A Handball Headache

Informative Article

The implementation of IFAB's handball rule in the English Premier League has sparked criticism from the players and coaches around the division. There have been many calls to scrap it, only 5 weeks into the season. So what should the Premier League do?

by Prithvi Prem

Image source: Maxi Grip

Last month, the English Premier League, one of the world’s most popular football leagues, kicked off their new season. This new season came with new rules though, which we have already seen come into play within these first 5 weeks. The most notable new rule has been the rule around handballs. The IFAB (International Football Association Board) issued a new rule which states that any ball striking an arm when it is not tightly kept to the body is an offense. This means that even if the handball is accidental, it is automatically a penalty.

This rule effectively decided the result in two premier league games: Manchester United vs Crystal Palace and Tottenham vs Newcastle. In both these matches it was clear that the player committed the handball unintentionally, but still got called for a penalty. Many coaches and players across the league have expressed their discontent with the rule and have caused it to amass much controversy among football fans around the world.

There have been calls to completely scrap the rule while, on the other hand, to let it play out. This is where the trilemma is presented: should the Premier league keep the rule in play, or should they immediately scrap it? Or should they let it play out for one season before deciding?

POV 1: The Rule should be kept in play

This new rule is only 5 weeks old. There are over 30 games left and anything can happen. here could just be a surplus of incidents right now.

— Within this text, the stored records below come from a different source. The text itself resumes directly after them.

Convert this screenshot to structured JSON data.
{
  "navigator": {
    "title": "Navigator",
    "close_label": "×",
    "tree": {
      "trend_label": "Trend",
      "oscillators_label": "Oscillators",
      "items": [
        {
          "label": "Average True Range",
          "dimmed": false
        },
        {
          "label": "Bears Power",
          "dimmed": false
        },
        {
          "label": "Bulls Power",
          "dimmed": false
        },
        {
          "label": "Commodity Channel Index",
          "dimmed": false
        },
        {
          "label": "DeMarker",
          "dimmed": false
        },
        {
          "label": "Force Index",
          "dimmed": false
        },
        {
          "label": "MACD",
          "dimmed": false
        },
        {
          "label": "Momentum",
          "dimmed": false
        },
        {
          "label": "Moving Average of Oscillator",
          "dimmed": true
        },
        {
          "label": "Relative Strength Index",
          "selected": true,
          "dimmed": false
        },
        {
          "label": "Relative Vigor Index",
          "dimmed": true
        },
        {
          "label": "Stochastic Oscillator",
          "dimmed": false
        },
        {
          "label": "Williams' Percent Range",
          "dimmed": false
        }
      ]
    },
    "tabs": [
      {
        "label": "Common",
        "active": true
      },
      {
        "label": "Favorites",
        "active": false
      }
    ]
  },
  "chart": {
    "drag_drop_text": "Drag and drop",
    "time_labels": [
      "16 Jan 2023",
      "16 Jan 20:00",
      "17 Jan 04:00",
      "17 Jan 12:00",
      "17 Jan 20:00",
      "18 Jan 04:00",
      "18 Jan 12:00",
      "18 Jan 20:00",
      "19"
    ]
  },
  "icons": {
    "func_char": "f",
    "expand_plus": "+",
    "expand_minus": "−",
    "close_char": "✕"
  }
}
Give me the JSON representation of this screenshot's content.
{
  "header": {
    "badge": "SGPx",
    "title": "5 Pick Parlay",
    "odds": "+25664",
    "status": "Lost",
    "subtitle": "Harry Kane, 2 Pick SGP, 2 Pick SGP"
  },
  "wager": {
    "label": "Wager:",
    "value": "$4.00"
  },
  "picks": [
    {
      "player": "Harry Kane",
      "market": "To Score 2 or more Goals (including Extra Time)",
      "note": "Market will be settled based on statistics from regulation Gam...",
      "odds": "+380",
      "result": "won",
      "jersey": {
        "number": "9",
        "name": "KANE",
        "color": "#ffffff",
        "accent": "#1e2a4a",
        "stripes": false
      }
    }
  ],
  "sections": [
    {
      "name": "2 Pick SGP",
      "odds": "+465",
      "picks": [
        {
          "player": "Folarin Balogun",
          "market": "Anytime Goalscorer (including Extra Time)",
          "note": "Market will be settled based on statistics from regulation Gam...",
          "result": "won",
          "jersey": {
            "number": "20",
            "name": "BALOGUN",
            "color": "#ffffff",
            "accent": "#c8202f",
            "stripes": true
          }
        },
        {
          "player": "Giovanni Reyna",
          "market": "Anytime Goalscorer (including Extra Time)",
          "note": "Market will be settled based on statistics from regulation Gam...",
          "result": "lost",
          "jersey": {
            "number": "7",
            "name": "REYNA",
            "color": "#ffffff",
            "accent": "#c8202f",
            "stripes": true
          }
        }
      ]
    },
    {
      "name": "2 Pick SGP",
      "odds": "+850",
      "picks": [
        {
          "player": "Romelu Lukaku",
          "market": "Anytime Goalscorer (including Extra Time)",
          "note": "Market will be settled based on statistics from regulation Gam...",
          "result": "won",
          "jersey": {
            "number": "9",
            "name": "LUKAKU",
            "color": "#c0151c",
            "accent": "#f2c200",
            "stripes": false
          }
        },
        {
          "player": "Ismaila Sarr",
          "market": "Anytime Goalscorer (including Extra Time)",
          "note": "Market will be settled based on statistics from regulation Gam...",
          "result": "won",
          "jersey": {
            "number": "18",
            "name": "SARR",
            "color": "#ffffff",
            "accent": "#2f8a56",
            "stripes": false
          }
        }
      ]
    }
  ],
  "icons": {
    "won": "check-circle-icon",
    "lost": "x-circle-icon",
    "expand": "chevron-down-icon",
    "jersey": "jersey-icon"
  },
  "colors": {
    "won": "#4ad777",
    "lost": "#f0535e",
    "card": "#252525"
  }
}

We’ve seen a situation like this before: when the Bundesliga in Germany adopted a new

penalty rule, they immediately had 91 penalties in the first season. But after the teams had adapted to the new rule, the second season only featured 63 penalties, a significant decrease from the previous season. This is a prime example of why the players should leave some time for the rule to set in, before immediately getting rid of it and withdrawing the opportunity of seeing how it would better the game.

In fact, the IFAB created the new handball rule to leave out room for assumption. Its purpose was to help the referees with calling penalties, providing a fixed definition for both a handball and a penalty. If this rule was to immediately be scrapped, then everything would be taken back to square one, where referees had much more work to do in terms of deciding handballs and penalties.

POV 2: The rule should not be kept in play

As seen throughout the first couple of weeks, the new rule has effectively decided the result of many matches. In the match between Manchester United and Crystal Palace, the Manchester United defender, Victor Lindelof, was on the receiving end of a harsh penalty decision. Lindelof was running, arms pumping, and the ball smashed into him from a couple of yards away. Although it was clear that the handball was unintentional, the new regulations had left out the room for consideration. This caused Crystal Palace to be given a penalty kick, which they converted, and eventually won the match.

A similar incident occurred a couple of weeks later in the Tottenham vs Newcastle game. Tottenham was leading 1-0 into the second minute of added time. Then, the ball hit Tottenham player Eric Dier’s arm off a corner kick. When taken to VAR, it was clear the Dier was bringing his arm down to his body. But the new handball rule earned Newcastle a penalty, which they converted. This caused the game to end in a draw, robbing Tottenham of 2 points.

After this incident, Newcastle manager Steve Bruce stated that “[the new rule] is total nonsense” and that “the decisions are totally ruining the spectacle”. There were 19 penal